Seattle's Child

Your guide to a kid-friendly city

How your 4th-grader can get a free national-park pass

Put your kid to work. The pass is good for your whole family. If you time it right, which I didn't, you could save up to $80.

I wish I had remembered this last fall — but, better late than never, huh?

I just put my kid to work helping with the family travel budget, and it was surprisingly easy.

The U.S. Department of the Interior, through the Every Kid in a Park program, has made available a free national-parks pass to the family of every U.S. fourth-grader. All they have to do is go online here, and play a "game" in which they answer about two questions, and voila! A printable park pass is made available. Ours says it's good through the end of August, which is perfect since we are about to set out to see Crater Lake, Oregon Caves and Redwood National Park.
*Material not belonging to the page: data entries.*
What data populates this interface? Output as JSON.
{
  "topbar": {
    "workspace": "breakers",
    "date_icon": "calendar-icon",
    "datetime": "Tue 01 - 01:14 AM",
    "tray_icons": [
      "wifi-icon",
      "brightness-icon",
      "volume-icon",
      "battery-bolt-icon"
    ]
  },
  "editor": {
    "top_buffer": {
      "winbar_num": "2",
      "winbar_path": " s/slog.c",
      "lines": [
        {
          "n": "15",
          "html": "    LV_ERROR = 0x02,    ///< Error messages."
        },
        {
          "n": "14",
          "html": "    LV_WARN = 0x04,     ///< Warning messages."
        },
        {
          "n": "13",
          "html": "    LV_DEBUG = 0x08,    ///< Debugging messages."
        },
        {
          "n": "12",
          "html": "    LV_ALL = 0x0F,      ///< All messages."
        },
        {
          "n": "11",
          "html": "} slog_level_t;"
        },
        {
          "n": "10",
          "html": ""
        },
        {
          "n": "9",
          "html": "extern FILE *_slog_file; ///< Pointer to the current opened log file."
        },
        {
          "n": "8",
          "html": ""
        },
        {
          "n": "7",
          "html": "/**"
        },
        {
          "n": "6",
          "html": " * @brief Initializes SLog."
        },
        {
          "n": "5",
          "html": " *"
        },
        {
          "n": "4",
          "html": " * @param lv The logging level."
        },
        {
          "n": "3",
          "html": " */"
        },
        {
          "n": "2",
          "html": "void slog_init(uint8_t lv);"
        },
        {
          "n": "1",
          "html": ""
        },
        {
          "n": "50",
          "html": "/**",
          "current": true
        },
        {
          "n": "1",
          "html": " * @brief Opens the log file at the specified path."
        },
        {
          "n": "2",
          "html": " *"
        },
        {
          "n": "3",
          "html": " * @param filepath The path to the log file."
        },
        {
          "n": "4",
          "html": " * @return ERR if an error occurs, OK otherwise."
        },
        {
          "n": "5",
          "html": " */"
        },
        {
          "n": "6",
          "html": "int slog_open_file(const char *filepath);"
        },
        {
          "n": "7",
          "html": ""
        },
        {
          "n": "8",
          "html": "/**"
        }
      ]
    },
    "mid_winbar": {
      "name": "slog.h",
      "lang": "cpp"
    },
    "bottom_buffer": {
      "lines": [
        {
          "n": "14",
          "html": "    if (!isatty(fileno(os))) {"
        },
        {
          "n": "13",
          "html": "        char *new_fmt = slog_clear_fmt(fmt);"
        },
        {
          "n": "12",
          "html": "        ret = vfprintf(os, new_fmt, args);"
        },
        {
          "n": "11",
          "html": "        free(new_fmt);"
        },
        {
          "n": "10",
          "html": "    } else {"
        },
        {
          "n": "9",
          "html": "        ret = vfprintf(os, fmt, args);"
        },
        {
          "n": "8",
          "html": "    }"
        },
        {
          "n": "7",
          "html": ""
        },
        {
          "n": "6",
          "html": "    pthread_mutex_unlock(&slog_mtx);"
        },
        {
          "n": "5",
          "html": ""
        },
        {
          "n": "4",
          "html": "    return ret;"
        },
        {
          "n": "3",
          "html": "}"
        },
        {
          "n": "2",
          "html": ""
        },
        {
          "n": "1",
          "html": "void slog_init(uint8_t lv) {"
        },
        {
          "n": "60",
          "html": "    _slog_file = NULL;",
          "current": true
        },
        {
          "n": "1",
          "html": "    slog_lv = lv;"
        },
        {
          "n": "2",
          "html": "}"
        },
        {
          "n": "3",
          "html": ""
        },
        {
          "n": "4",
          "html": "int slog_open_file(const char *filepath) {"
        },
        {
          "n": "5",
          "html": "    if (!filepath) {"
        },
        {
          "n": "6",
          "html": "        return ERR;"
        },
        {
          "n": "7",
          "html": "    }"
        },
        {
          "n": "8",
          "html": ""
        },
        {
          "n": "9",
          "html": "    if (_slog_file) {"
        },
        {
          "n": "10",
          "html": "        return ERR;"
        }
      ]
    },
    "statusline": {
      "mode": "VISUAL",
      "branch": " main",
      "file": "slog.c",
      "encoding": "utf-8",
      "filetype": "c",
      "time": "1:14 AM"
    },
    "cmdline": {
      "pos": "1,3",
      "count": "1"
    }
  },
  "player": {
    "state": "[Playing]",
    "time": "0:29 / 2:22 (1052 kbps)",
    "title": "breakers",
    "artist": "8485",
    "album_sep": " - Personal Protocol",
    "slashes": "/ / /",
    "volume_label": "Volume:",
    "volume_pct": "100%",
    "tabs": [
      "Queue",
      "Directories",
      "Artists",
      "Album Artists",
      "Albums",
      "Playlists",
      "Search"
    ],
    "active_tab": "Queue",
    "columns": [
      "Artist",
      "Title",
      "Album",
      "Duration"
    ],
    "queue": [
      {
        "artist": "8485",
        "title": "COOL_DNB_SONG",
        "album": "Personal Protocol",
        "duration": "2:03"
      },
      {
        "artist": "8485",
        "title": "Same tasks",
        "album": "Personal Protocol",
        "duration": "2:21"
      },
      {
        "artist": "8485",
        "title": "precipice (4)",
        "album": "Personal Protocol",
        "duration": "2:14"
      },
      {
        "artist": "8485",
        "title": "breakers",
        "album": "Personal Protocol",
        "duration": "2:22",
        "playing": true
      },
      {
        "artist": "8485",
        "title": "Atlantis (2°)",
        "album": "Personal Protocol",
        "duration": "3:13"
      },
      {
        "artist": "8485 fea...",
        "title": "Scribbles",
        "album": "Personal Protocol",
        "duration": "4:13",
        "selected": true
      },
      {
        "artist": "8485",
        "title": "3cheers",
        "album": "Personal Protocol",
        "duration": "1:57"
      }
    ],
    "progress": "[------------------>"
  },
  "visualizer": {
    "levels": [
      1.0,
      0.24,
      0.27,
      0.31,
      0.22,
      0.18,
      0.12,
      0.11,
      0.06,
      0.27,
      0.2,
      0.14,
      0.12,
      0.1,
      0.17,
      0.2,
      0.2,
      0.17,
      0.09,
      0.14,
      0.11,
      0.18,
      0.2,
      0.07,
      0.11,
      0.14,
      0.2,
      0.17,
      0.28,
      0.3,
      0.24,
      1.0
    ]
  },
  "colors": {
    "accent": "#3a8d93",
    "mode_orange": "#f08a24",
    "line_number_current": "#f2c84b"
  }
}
A beginning-of-the-year fourth-grader can get a pass valid for the whole school year, but this will work great for us. With homework on the wane, I had secretly hoped that this activity might involve a bit more effort — at least writing a sentence or two, for example — but all my daughter had to do was type in her zip code, assert that she was in fourth grade, then make two choices that involved clicking boxes. 

 

The website does offer plenty of information and trip-planning resources.

 

An annual pass to all national parks is $80. (Active U.S. military members can get them for free.) An annual pass to just Mount Rainier National Park is $55, and a one-week vehicle pass is $30.